--- WHAT YOU WILL DO ---
Each line of the records is to be copied verbatim.

Extracted data entries
────────────────

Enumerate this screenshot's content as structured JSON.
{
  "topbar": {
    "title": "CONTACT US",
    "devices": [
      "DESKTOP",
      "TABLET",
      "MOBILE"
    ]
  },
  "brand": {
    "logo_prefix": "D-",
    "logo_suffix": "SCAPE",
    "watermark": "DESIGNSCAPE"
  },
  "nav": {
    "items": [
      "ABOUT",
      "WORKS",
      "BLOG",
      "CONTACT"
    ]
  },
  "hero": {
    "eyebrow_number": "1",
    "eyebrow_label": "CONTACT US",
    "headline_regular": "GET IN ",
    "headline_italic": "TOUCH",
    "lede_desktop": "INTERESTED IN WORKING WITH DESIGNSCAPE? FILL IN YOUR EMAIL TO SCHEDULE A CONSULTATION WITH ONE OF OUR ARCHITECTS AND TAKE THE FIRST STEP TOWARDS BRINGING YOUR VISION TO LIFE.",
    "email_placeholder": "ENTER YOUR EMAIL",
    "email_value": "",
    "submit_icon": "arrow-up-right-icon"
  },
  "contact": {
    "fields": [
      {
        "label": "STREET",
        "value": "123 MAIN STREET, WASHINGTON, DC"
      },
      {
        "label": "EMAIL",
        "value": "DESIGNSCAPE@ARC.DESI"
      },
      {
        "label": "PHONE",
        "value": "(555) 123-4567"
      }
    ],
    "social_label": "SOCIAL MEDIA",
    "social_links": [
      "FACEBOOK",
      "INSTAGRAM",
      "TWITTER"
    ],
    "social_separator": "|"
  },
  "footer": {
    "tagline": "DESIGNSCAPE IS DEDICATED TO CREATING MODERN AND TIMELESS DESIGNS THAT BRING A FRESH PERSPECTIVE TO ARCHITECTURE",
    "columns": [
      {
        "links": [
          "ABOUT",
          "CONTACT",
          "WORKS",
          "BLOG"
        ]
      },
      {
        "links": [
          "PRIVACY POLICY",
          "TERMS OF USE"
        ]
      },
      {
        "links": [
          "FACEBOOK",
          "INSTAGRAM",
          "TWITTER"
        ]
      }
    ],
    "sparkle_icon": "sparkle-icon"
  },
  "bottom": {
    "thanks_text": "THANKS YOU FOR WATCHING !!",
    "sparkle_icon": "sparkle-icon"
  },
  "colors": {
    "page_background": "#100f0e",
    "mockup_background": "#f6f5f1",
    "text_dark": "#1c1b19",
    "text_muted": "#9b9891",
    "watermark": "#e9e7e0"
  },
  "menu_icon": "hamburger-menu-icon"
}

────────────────

--- PROBLEM SOLUTION ---
Enumerate this screenshot's content as structured JSON.
{
  "topbar": {
    "title": "CONTACT US",
    "devices": [
      "DESKTOP",
      "TABLET",
      "MOBILE"
    ]
  },
  "brand": {
    "logo_prefix": "D-",
    "logo_suffix": "SCAPE",
    "watermark": "DESIGNSCAPE"
  },
  "nav": {
    "items": [
      "ABOUT",
      "WORKS",
      "BLOG",
      "CONTACT"
    ]
  },
  "hero": {
    "eyebrow_number": "1",
    "eyebrow_label": "CONTACT US",
    "headline_regular": "GET IN ",
    "headline_italic": "TOUCH",
    "lede_desktop": "INTERESTED IN WORKING WITH DESIGNSCAPE? FILL IN YOUR EMAIL TO SCHEDULE A CONSULTATION WITH ONE OF OUR ARCHITECTS AND TAKE THE FIRST STEP TOWARDS BRINGING YOUR VISION TO LIFE.",
    "email_placeholder": "ENTER YOUR EMAIL",
    "email_value": "",
    "submit_icon": "arrow-up-right-icon"
  },
  "contact": {
    "fields": [
      {
        "label": "STREET",
        "value": "123 MAIN STREET, WASHINGTON, DC"
      },
      {
        "label": "EMAIL",
        "value": "DESIGNSCAPE@ARC.DESI"
      },
      {
        "label": "PHONE",
        "value": "(555) 123-4567"
      }
    ],
    "social_label": "SOCIAL MEDIA",
    "social_links": [
      "FACEBOOK",
      "INSTAGRAM",
      "TWITTER"
    ],
    "social_separator": "|"
  },
  "footer": {
    "tagline": "DESIGNSCAPE IS DEDICATED TO CREATING MODERN AND TIMELESS DESIGNS THAT BRING A FRESH PERSPECTIVE TO ARCHITECTURE",
    "columns": [
      {
        "links": [
          "ABOUT",
          "CONTACT",
          "WORKS",
          "BLOG"
        ]
      },
      {
        "links": [
          "PRIVACY POLICY",
          "TERMS OF USE"
        ]
      },
      {
        "links": [
          "FACEBOOK",
          "INSTAGRAM",
          "TWITTER"
        ]
      }
    ],
    "sparkle_icon": "sparkle-icon"
  },
  "bottom": {
    "thanks_text": "THANKS YOU FOR WATCHING !!",
    "sparkle_icon": "sparkle-icon"
  },
  "colors": {
    "page_background": "#100f0e",
    "mockup_background": "#f6f5f1",
    "text_dark": "#1c1b19",
    "text_muted": "#9b9891",
    "watermark": "#e9e7e0"
  },
  "menu_icon": "hamburger-menu-icon"
}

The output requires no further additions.